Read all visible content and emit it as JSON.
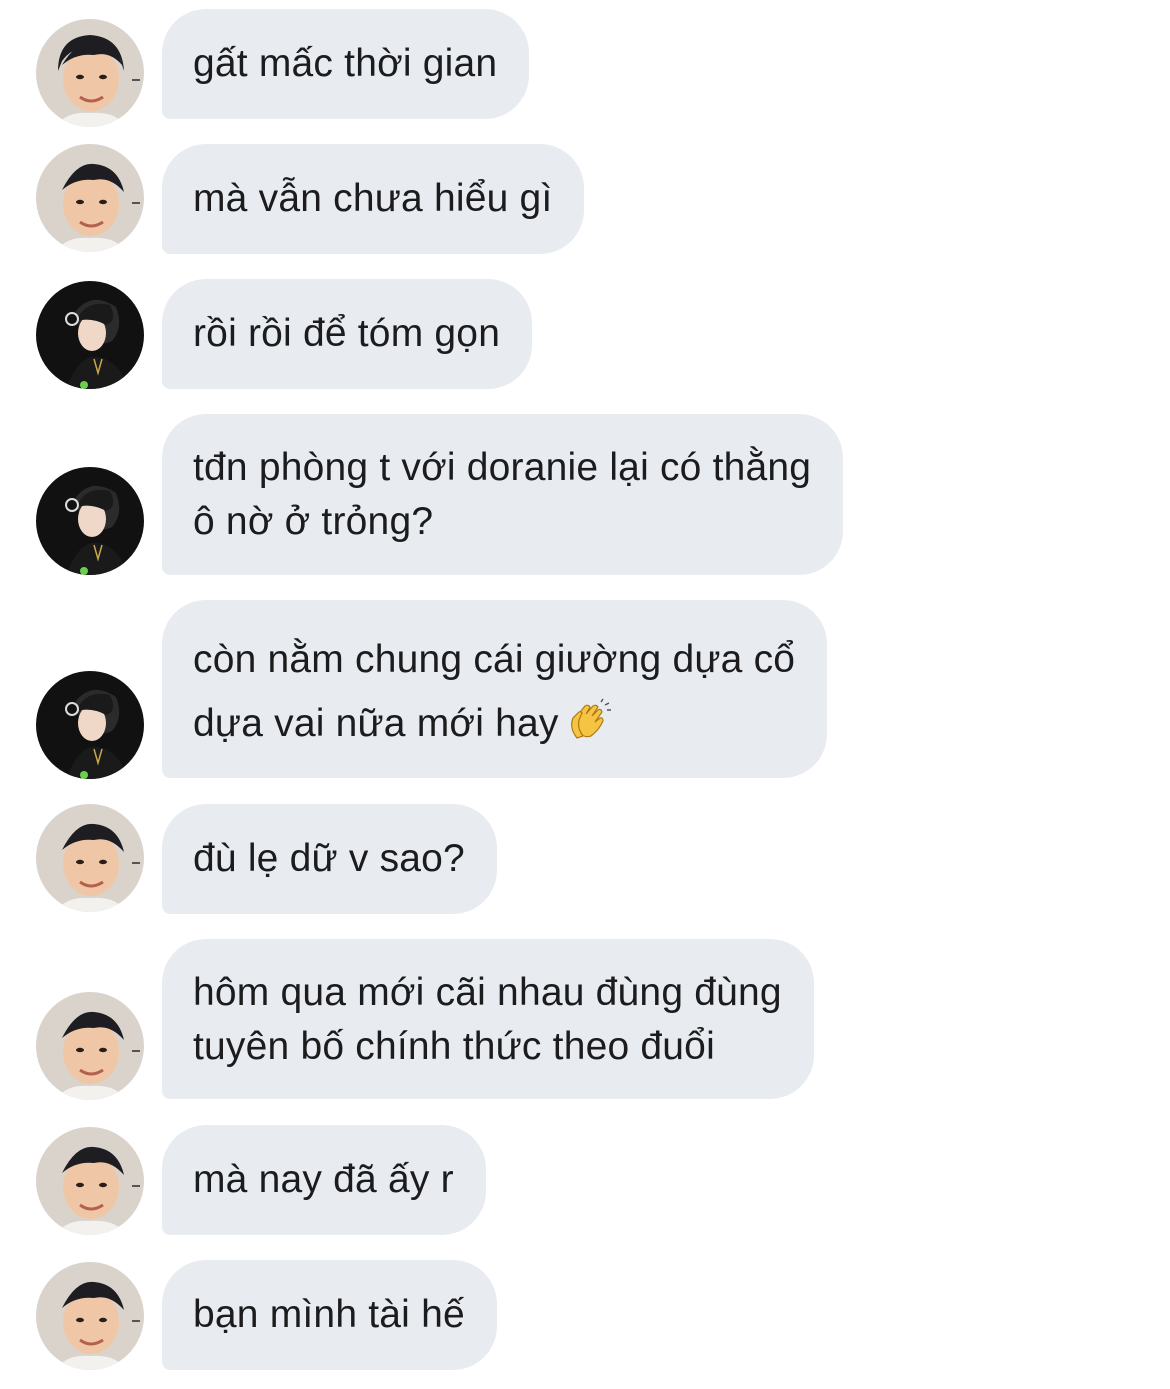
{
  "chat": {
    "messages": [
      {
        "sender": "a",
        "lines": [
          "gất mấc thời gian"
        ]
      },
      {
        "sender": "a",
        "lines": [
          "mà vẫn chưa hiểu gì"
        ]
      },
      {
        "sender": "b",
        "lines": [
          "rồi rồi để tóm gọn"
        ]
      },
      {
        "sender": "b",
        "lines": [
          "tđn phòng t với doranie lại có thằng",
          "ô nờ ở trỏng?"
        ]
      },
      {
        "sender": "b",
        "lines": [
          "còn nằm chung cái giường dựa cổ",
          "dựa vai nữa mới hay"
        ],
        "emoji": "clapping-hands"
      },
      {
        "sender": "a",
        "lines": [
          "đù lẹ dữ v sao?"
        ]
      },
      {
        "sender": "a",
        "lines": [
          "hôm qua mới cãi nhau đùng đùng",
          "tuyên bố chính thức theo đuổi"
        ]
      },
      {
        "sender": "a",
        "lines": [
          "mà nay đã ấy r"
        ]
      },
      {
        "sender": "a",
        "lines": [
          "bạn mình tài hế"
        ]
      }
    ]
  },
  "colors": {
    "bubble": "#e8ecf0",
    "text": "#1c1c1e",
    "avatar_a_bg": "#dcd6cf",
    "avatar_b_bg": "#111111"
  }
}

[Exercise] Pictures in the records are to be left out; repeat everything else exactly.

[Solution for this task]
Read all visible content and emit it as JSON.
{
  "chat": {
    "messages": [
      {
        "sender": "a",
        "lines": [
          "gất mấc thời gian"
        ]
      },
      {
        "sender": "a",
        "lines": [
          "mà vẫn chưa hiểu gì"
        ]
      },
      {
        "sender": "b",
        "lines": [
          "rồi rồi để tóm gọn"
        ]
      },
      {
        "sender": "b",
        "lines": [
          "tđn phòng t với doranie lại có thằng",
          "ô nờ ở trỏng?"
        ]
      },
      {
        "sender": "b",
        "lines": [
          "còn nằm chung cái giường dựa cổ",
          "dựa vai nữa mới hay"
        ],
        "emoji": "clapping-hands"
      },
      {
        "sender": "a",
        "lines": [
          "đù lẹ dữ v sao?"
        ]
      },
      {
        "sender": "a",
        "lines": [
          "hôm qua mới cãi nhau đùng đùng",
          "tuyên bố chính thức theo đuổi"
        ]
      },
      {
        "sender": "a",
        "lines": [
          "mà nay đã ấy r"
        ]
      },
      {
        "sender": "a",
        "lines": [
          "bạn mình tài hế"
        ]
      }
    ]
  },
  "colors": {
    "bubble": "#e8ecf0",
    "text": "#1c1c1e",
    "avatar_a_bg": "#dcd6cf",
    "avatar_b_bg": "#111111"
  }
}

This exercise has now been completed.